Throughout our lives God gives us the opportunity to paint self portrait. As Benjamin West said we should always seek "... the essential character, not the accidental appearance" of our subjects. What does God see when he views our self portrait now in progress? How can we S.H.A.P.E. our lives to grow as people of faith to reflect more of God's vision for His people.

Col. 3:24 

Are you giving to others through your work? Do you teach, give your time and work to others? http://www.ksdk.com/news/news_article.aspx?storyid=112398

Psalm 78:70-72

Are you following your heart?

"He who works with his hands is a laborer. He who works with his heart and his hands is a craftsman. He who works with his hands, his head, and his heart is an artist."  St. Francis of Assisi

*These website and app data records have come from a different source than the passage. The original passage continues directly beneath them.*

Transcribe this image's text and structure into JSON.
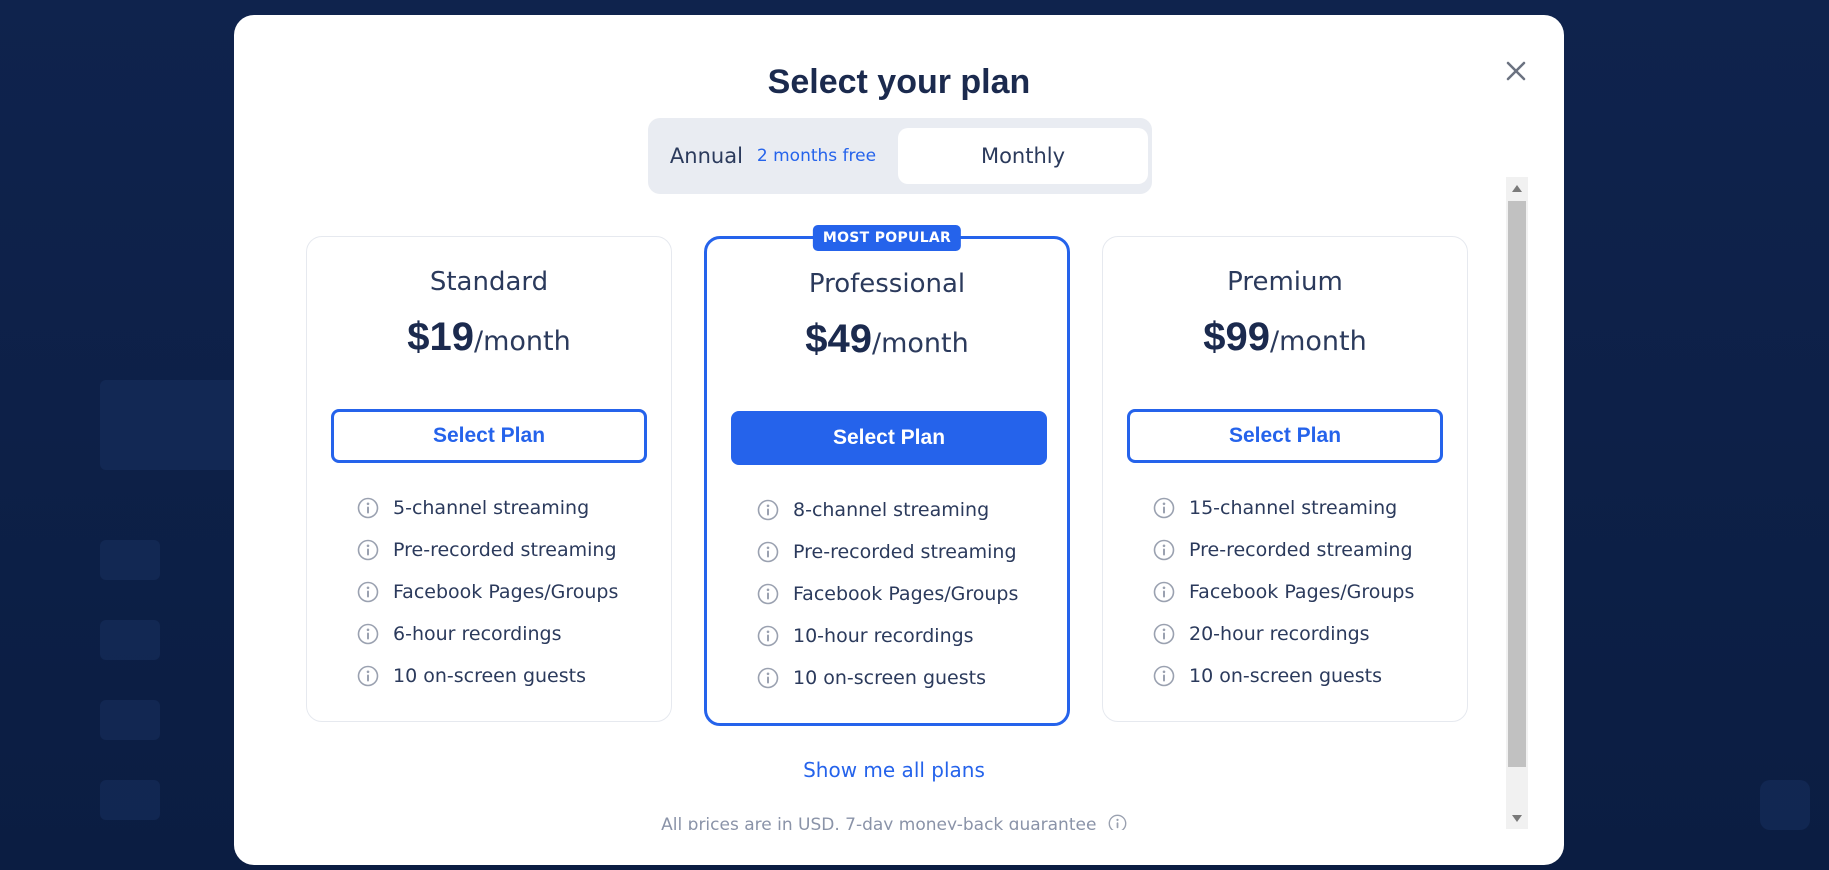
{
  "modal": {
    "title": "Select your plan",
    "close_icon": "close-icon"
  },
  "billing_toggle": {
    "annual_label": "Annual",
    "annual_promo": "2 months free",
    "monthly_label": "Monthly",
    "selected": "Monthly"
  },
  "plans": [
    {
      "name": "Standard",
      "price": "$19",
      "period": "/month",
      "button": "Select Plan",
      "featured": false,
      "features": [
        "5-channel streaming",
        "Pre-recorded streaming",
        "Facebook Pages/Groups",
        "6-hour recordings",
        "10 on-screen guests"
      ]
    },
    {
      "name": "Professional",
      "price": "$49",
      "period": "/month",
      "button": "Select Plan",
      "featured": true,
      "badge": "MOST POPULAR",
      "features": [
        "8-channel streaming",
        "Pre-recorded streaming",
        "Facebook Pages/Groups",
        "10-hour recordings",
        "10 on-screen guests"
      ]
    },
    {
      "name": "Premium",
      "price": "$99",
      "period": "/month",
      "button": "Select Plan",
      "featured": false,
      "features": [
        "15-channel streaming",
        "Pre-recorded streaming",
        "Facebook Pages/Groups",
        "20-hour recordings",
        "10 on-screen guests"
      ]
    }
  ],
  "show_all_link": "Show me all plans",
  "footer_note": "All prices are in USD. 7-day money-back guarantee",
  "colors": {
    "accent": "#2563eb",
    "heading": "#1b2a4e",
    "backdrop": "#0d1f45"
  }
}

I Chronicles 29:17
Psalm 25:21
I Peter 5:5

There are opportunities to do the right thing and the wrong thing everyday. Do you make good choices? Do you remain humble in your life and work? Do you give God credit for what he has given you?

Luke 10:41-42
Rev 2:2, 4, 5

Do you keep things in perspective? Do you remember the importance of God first in your life? Family? Relationships?

E= Experience
Romans 8:28

Do you use your experiences to grow? Both positive and negative experiences? God does not waste either. Both can help you grow closer to Him.

God is infinitely kind and patient. Ruth Graham once said after driving through a construction site she saw a sign that read "End of Construction. Thank You for Your Patience." She felt it summed up her life perfectly.  Keep striving everyday to SHAPE your lives and self portrait in His image. Think and reflect often on the perfect life of His son, Jesus. Go to God's word and pray for guidance every day.